[Stored entries]
════════════════

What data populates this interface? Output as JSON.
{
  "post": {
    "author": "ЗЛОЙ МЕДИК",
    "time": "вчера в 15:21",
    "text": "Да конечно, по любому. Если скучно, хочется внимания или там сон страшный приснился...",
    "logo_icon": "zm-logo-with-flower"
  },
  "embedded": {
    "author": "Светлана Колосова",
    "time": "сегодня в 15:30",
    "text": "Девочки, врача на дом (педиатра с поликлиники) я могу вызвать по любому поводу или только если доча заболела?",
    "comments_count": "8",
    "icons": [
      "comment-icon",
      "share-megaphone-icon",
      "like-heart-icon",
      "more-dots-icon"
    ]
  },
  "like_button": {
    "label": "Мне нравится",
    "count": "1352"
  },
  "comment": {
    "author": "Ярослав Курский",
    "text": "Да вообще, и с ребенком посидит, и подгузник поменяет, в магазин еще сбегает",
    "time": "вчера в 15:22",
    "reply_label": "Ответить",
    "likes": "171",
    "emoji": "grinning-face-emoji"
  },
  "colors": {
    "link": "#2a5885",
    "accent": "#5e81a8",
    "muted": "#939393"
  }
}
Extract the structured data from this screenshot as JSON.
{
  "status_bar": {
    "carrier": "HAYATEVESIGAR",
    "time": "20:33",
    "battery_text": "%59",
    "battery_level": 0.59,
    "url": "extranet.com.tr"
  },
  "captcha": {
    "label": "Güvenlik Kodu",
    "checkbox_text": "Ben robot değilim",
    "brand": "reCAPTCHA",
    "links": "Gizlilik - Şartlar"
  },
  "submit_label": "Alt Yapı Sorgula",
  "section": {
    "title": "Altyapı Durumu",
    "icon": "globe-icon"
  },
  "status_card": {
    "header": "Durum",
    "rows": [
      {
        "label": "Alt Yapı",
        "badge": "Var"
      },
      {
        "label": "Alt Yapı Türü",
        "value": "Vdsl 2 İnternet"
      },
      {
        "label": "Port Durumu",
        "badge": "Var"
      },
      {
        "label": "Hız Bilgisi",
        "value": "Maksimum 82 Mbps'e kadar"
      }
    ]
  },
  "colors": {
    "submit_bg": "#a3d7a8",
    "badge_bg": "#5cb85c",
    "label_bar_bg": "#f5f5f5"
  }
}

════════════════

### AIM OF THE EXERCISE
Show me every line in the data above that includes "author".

### ANSWER TO THE EXERCISE
    "author": "ЗЛОЙ МЕДИК",
    "author": "Светлана Колосова",
    "author": "Ярослав Курский",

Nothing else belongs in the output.